“Motorola may be targeting an audience that expects mobility and isn’t primarily using the tablet in and around the home,” ABI Research’s Orr speculated. “A mobile Internet tablet, designed to augment current usage habits for both laptops and smartphones, will include features and services tailored for on-the-go applications.”
It’s likely that Motorola is targeting mobile professionals and that a WiFi-only media tablet does not match this strategy, Orr pointed out. “The 3G-enabled Xoom is intended to address a specific market opportunity for prosumers and business professionals who want an Android-based tablet for applications that replace currently performing functions on a smartphone and/or a laptop today,” he elaborated.
Money Talks — but Listen Closely
The Xoom’s price could prove to be a major issue for consumers. At $800 it’s only $30 cheaper than the top-of-the-line 64GB iPad, which offers both 3G and WiFi.
“The Xoom’s pricing is clearly at the high end of the range of current devices,” Strategy Analytics’ Bradley pointed out. “It’s positioned as a market leader in the new wave of Android devices and runs the latest Android Honeycomb operating system.”
“It’s hard to price above Apple successfully, given folks think of them as a premium brand,” Enderle said.
“Where are the $200 Android tablets everyone was talking about?” asked Andrew Eisner, director of community and content at Retrevo.
However, the high cost of the Motorola Xoom may be based more on perception than on reality.
The Xoom is more capable than the current iPad, Enderle contended. “With an Nvidia Tegra2 dual-core processor and being upgradable to 4G LTE in a couple of months via a software patch, it has a much faster processor,” he elaborated. “It’s closer to what we think the iPad 2 will be.”

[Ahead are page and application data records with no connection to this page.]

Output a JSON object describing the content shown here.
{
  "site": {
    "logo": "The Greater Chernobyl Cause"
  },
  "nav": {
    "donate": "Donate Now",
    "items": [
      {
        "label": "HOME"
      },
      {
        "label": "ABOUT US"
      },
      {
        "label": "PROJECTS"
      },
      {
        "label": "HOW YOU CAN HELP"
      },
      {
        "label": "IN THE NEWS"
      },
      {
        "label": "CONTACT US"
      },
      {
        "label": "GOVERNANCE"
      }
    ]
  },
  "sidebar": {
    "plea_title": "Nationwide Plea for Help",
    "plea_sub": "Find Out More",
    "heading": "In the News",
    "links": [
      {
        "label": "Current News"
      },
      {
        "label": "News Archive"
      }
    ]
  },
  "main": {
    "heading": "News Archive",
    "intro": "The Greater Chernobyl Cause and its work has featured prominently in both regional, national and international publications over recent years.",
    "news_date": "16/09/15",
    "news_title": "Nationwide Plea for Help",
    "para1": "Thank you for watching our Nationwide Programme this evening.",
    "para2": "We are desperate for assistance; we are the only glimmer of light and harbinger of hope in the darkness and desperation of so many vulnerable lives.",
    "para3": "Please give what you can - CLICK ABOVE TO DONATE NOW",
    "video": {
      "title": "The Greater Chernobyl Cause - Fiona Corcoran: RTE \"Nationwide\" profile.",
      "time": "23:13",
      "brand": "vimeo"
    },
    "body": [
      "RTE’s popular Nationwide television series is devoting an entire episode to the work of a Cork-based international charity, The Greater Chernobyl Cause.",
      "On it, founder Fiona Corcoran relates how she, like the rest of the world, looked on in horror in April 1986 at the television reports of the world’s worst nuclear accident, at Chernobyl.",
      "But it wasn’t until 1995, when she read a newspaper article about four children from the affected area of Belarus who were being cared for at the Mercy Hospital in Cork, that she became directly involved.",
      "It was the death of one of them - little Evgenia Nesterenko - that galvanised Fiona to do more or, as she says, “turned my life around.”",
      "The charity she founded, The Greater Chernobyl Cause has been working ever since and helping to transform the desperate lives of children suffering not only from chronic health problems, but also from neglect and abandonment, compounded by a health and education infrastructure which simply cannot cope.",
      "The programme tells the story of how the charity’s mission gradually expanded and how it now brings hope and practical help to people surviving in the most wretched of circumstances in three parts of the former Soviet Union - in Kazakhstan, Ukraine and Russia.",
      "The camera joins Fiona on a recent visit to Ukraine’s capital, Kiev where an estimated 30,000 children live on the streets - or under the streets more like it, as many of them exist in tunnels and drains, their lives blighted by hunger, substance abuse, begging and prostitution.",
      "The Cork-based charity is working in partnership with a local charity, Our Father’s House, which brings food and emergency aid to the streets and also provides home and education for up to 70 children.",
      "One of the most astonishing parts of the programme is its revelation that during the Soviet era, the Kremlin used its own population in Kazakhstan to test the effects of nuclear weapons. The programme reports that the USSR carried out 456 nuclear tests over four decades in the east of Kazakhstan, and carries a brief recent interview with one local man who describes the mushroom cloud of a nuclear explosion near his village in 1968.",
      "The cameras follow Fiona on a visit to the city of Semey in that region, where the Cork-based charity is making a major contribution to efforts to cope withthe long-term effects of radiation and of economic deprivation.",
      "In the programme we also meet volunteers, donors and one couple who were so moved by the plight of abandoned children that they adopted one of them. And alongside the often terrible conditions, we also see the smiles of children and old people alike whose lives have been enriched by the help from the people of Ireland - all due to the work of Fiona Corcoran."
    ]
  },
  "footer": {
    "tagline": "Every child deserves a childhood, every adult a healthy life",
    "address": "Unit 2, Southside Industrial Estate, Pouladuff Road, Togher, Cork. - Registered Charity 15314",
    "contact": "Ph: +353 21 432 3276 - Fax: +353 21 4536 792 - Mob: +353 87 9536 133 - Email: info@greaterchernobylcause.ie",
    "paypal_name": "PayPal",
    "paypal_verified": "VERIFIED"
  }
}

On the other hand, the iPad 2 is expected to be announced March 2, and we’ll then see whether Apple will price that device competitively with the Xoom.
Until then, it’s not clear whether Motorola’s holding off on offering a WiFi-only Xoom tablet in the United States is a canny marketing move — or quite the opposite.